(Items from a dataset)

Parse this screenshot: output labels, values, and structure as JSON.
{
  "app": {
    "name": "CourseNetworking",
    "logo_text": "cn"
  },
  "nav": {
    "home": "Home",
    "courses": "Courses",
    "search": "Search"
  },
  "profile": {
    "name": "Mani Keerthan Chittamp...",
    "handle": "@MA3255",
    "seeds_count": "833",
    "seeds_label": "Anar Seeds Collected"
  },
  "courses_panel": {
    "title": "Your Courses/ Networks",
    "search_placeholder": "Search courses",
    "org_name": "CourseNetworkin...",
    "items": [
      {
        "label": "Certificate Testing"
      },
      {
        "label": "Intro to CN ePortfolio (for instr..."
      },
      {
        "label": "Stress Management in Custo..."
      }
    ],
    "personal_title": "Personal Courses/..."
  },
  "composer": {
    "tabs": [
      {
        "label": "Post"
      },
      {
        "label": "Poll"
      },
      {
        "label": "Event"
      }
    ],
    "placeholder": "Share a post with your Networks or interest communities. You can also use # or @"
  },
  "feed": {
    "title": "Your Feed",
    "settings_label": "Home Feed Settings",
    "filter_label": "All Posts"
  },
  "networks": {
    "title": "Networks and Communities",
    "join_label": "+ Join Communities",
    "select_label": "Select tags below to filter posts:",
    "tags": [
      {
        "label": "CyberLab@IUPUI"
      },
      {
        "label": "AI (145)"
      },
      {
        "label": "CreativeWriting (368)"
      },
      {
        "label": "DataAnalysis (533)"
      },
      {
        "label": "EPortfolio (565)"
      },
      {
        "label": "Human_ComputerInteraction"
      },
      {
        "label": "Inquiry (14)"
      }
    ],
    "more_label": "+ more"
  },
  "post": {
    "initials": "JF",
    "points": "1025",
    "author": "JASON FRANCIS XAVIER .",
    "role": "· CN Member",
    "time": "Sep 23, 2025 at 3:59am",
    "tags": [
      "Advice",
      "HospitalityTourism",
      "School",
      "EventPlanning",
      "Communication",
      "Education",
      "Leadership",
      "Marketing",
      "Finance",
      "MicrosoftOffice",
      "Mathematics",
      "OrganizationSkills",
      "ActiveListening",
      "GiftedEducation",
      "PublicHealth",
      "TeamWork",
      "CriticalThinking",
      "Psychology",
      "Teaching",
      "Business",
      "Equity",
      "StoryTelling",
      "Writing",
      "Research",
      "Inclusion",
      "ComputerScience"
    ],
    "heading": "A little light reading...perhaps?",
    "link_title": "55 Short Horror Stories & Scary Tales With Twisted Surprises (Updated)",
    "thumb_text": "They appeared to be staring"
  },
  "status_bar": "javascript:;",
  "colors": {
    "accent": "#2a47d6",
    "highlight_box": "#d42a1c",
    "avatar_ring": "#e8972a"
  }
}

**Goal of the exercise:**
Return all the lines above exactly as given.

**Answer to the exercise:**
Parse this screenshot: output labels, values, and structure as JSON.
{
  "app": {
    "name": "CourseNetworking",
    "logo_text": "cn"
  },
  "nav": {
    "home": "Home",
    "courses": "Courses",
    "search": "Search"
  },
  "profile": {
    "name": "Mani Keerthan Chittamp...",
    "handle": "@MA3255",
    "seeds_count": "833",
    "seeds_label": "Anar Seeds Collected"
  },
  "courses_panel": {
    "title": "Your Courses/ Networks",
    "search_placeholder": "Search courses",
    "org_name": "CourseNetworkin...",
    "items": [
      {
        "label": "Certificate Testing"
      },
      {
        "label": "Intro to CN ePortfolio (for instr..."
      },
      {
        "label": "Stress Management in Custo..."
      }
    ],
    "personal_title": "Personal Courses/..."
  },
  "composer": {
    "tabs": [
      {
        "label": "Post"
      },
      {
        "label": "Poll"
      },
      {
        "label": "Event"
      }
    ],
    "placeholder": "Share a post with your Networks or interest communities. You can also use # or @"
  },
  "feed": {
    "title": "Your Feed",
    "settings_label": "Home Feed Settings",
    "filter_label": "All Posts"
  },
  "networks": {
    "title": "Networks and Communities",
    "join_label": "+ Join Communities",
    "select_label": "Select tags below to filter posts:",
    "tags": [
      {
        "label": "CyberLab@IUPUI"
      },
      {
        "label": "AI (145)"
      },
      {
        "label": "CreativeWriting (368)"
      },
      {
        "label": "DataAnalysis (533)"
      },
      {
        "label": "EPortfolio (565)"
      },
      {
        "label": "Human_ComputerInteraction"
      },
      {
        "label": "Inquiry (14)"
      }
    ],
    "more_label": "+ more"
  },
  "post": {
    "initials": "JF",
    "points": "1025",
    "author": "JASON FRANCIS XAVIER .",
    "role": "· CN Member",
    "time": "Sep 23, 2025 at 3:59am",
    "tags": [
      "Advice",
      "HospitalityTourism",
      "School",
      "EventPlanning",
      "Communication",
      "Education",
      "Leadership",
      "Marketing",
      "Finance",
      "MicrosoftOffice",
      "Mathematics",
      "OrganizationSkills",
      "ActiveListening",
      "GiftedEducation",
      "PublicHealth",
      "TeamWork",
      "CriticalThinking",
      "Psychology",
      "Teaching",
      "Business",
      "Equity",
      "StoryTelling",
      "Writing",
      "Research",
      "Inclusion",
      "ComputerScience"
    ],
    "heading": "A little light reading...perhaps?",
    "link_title": "55 Short Horror Stories & Scary Tales With Twisted Surprises (Updated)",
    "thumb_text": "They appeared to be staring"
  },
  "status_bar": "javascript:;",
  "colors": {
    "accent": "#2a47d6",
    "highlight_box": "#d42a1c",
    "avatar_ring": "#e8972a"
  }
}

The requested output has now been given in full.